I was quite annoyed at Thom Yorke this morning. 

I had a beautiful little phrase in my head when I woke up at 5am. A phrase that made me feel calm and happy. (It’s quite a judgemental little phrase by the way, but it made me feel brilliant and not at all oppressed).

This phrase made me feel good about myself. About my creativity, ambition and sense of adventure.

This four word phrase also reminded me that being ‘wrong’ in many people’s eyes is all part of the game we are playing. We should embrace this second point wholeheartedly.

In fact, if we are palatable to everyone we are definitely, definitely doing something terribly wrong.

Thom Yorke

Anyhow, the phrase is:

Dreamers. They Never Learn.

There is probably a proper name for something like this. A thing that was designed to be an insult but ends up being a compliment.

What is it that we are supposed to learn, exactly? That life is not for dreaming? That’s like saying life is not for living. Living is dreaming.

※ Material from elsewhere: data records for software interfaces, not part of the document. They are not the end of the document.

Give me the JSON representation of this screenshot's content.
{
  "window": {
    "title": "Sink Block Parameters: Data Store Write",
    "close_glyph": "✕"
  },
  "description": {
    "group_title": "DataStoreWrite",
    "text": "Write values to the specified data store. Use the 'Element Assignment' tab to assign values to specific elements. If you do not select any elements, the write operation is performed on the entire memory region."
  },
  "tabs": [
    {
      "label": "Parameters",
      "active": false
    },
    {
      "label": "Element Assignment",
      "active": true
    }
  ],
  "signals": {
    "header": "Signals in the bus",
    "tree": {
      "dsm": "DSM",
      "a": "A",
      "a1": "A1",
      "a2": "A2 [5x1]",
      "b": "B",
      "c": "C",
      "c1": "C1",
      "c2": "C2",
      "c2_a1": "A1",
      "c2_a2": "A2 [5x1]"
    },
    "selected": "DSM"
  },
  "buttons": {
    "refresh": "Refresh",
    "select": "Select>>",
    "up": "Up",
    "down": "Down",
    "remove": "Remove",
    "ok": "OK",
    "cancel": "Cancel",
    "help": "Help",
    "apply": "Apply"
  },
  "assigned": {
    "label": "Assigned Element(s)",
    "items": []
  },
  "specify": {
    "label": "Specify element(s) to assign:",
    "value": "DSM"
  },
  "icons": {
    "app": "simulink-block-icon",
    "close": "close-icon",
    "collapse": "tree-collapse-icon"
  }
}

Every time I read it I can see the kind of person that says this. And the kind of person it is said to.

Thank feck I am the latter.

Oh, and the reason I am annoyed at Thom Yorke is because it’s not my phrase, it’s his. The beautiful song and video from which the lyric comes (it’s the first line) is called Daydreaming.

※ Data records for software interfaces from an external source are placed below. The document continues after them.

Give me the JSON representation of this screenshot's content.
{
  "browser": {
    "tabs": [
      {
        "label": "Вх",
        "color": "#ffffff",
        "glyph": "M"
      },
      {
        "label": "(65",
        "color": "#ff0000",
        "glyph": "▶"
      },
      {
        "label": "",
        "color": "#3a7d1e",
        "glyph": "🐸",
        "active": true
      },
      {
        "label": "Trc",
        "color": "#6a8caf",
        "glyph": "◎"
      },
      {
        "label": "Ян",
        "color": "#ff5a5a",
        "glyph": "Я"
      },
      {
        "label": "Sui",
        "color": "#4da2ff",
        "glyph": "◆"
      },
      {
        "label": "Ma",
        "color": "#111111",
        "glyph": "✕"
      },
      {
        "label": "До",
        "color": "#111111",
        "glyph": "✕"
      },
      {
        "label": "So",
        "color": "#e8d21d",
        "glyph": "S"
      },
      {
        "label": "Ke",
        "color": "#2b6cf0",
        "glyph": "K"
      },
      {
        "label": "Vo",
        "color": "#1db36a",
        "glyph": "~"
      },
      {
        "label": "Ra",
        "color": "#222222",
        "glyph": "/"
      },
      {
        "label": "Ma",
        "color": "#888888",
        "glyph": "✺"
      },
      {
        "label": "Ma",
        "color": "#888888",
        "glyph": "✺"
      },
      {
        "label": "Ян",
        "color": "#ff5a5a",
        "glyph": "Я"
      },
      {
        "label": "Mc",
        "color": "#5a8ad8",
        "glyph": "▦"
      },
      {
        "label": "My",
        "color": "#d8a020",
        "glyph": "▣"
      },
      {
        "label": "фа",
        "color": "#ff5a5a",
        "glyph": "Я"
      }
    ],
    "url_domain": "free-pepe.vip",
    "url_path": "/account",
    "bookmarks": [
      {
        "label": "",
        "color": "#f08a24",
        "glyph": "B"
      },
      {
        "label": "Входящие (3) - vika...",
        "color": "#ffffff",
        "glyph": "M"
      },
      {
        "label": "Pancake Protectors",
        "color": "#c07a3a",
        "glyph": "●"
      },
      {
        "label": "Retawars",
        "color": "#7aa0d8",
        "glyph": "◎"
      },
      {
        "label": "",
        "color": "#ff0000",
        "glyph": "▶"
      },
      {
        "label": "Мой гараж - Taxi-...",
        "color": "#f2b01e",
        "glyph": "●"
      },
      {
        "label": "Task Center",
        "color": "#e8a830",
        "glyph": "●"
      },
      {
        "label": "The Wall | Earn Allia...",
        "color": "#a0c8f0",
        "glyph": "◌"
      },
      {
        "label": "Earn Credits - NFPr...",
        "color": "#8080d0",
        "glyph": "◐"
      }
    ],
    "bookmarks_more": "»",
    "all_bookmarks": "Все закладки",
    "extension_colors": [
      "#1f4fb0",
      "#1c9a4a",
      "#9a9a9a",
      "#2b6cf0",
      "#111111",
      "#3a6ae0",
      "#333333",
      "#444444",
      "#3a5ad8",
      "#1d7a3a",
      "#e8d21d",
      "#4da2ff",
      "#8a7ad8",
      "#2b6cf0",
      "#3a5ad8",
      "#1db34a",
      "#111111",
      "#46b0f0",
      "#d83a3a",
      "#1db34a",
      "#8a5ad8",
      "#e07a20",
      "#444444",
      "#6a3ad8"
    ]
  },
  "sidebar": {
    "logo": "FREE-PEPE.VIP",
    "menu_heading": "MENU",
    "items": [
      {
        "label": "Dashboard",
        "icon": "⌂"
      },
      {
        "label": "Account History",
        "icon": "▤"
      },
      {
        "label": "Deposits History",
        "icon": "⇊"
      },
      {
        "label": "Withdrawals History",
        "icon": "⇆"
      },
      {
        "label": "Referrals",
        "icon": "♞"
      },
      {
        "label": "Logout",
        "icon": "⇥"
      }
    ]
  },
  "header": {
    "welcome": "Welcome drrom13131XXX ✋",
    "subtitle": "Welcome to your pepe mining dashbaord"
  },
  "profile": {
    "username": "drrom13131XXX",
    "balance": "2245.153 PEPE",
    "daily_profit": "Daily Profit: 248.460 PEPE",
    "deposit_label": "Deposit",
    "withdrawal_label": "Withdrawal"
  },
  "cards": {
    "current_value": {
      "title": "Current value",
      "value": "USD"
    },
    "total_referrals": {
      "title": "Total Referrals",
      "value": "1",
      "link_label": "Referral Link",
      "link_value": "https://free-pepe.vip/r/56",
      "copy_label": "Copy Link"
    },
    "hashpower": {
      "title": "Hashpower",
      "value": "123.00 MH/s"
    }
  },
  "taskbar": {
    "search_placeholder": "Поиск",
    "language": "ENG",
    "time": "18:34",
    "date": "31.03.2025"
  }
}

If you are reading this in your email, go to to watch and listen. If you’re at already, it’s below.

The same things mean different things as time passes.

Terence Trent D’Arby was, to me, a daunting man when he released is first album ‘Hardline’ on the 13th of July 1987.

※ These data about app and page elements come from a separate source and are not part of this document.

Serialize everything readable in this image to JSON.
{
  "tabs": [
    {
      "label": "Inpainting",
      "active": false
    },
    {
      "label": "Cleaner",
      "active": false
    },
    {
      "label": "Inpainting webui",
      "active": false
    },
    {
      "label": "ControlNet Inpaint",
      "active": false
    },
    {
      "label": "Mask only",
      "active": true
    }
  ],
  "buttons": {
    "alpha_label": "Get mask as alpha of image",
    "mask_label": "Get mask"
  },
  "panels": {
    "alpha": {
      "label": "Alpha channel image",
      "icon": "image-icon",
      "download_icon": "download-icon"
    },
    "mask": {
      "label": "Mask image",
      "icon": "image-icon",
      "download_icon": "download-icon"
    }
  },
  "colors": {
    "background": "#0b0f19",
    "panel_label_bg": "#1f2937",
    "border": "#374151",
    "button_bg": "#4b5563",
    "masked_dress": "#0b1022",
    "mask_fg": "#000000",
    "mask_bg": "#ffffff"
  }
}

It was two weeks before my 19th birthday and whilst I was managing skinniness, a mullet and an awkwardness that left me dumb, wide eyed, dry-mouthed and tomato-red when a girl asked me the time (no mobiles back then) – he had it made.

Terence Trent D’Arby was tall, statuesque, dark skinned, beautiful, didn’t give a shit, had an amazing voice, wrote music, played instruments, danced, had brave hair and (this was just too much) was a former boxer.

He was clearly just out to steal everyone’s girlfriend. He was so impressive that I was determined not to be impressed by him. So I didn’t buy his album. (Although 1 million other people did. In 3 days).

I hoped that he’d just go away. And eventually, as happens with almost all of these people, he did.

Hello again

Terence Trent D’Arby came back into my life four years ago when the great George Michael covered one of his songs on his Symphonica tour. I went to see George Michael. He was amazing and I really didn’t want him to ‘just go away’.

But a year later, he did.

“Let Her Down Easy” was written by Terence Trent D’Arby for his 1993 album, Symphony or Damn. It reached 18 in the UK charts. It pretty much passed me by in 1993.

Terence Trent D’Arby was an awful threat when I was 18 and I knew very little. Now I am 50 (and still know very little) I do know what it feels like to have a daughter and I do appreciate Terence Trent D’Arby as the obvious talent he is.

As this 1993 song is a song that Terence Trent D’Arby wrote as a message to his daughter’s first boyfriend, it has – now that I am older – not passed me by. If you have daughters, you’ll know what I mean.

The same things mean different things as time passes.

Let Her Down Easy. Terence Trent D’Arby. 1993.

Let Her Down Easy. George Michael. 2014.

Apparently, no music ever impacts us as much as that which we listen to at age 14.

For me, that was 1982. Dexy’s Midnight Runners. Culture Club. The Jam. Adam Ant.

I seem to remember that Tears For Fears were a big thing for me. I painted pictures of Roland Orzabal and Curt Smith in art A-level. And I thought the tunes were OK.

But My Music came later.

My Music

My Music happened when I was about 18 and in the years that followed. The music that feels like an old friend. Like an old coat sliding on and fitting perfectly, every time. The music that makes me smile.

Happy Mondays (1980). The Charlatans (1982). Primal Scream (1982). The Smiths (1982). Stone Roses (1983). The La’s (1983). Oasis (1991). And The Jam/Paul Weller, even though The Jam kicked off earlier in 1972.


I was born in Manchester. I left in my early teens. But the ‘Madchester’ stuff of the late 1980’s and 1990’s (with a sprinkling of Britpop) really matters to me. Now more than then I think. It’s a big influence on who I am and what I am doing now, actually.


Ironically, I didn’t have the confidence to stick my neck out when I was younger. To say openly that this most confident of music was what I loved. Music, like creating clothing at Always Wear Red, divides people.

Now older I see that our differences are actually what make us the same. We are all different. I love that now.

I was worried about standing out back then. For being seen as swimming against anyone’s personal tide.

These days, I worry about exactly the opposite.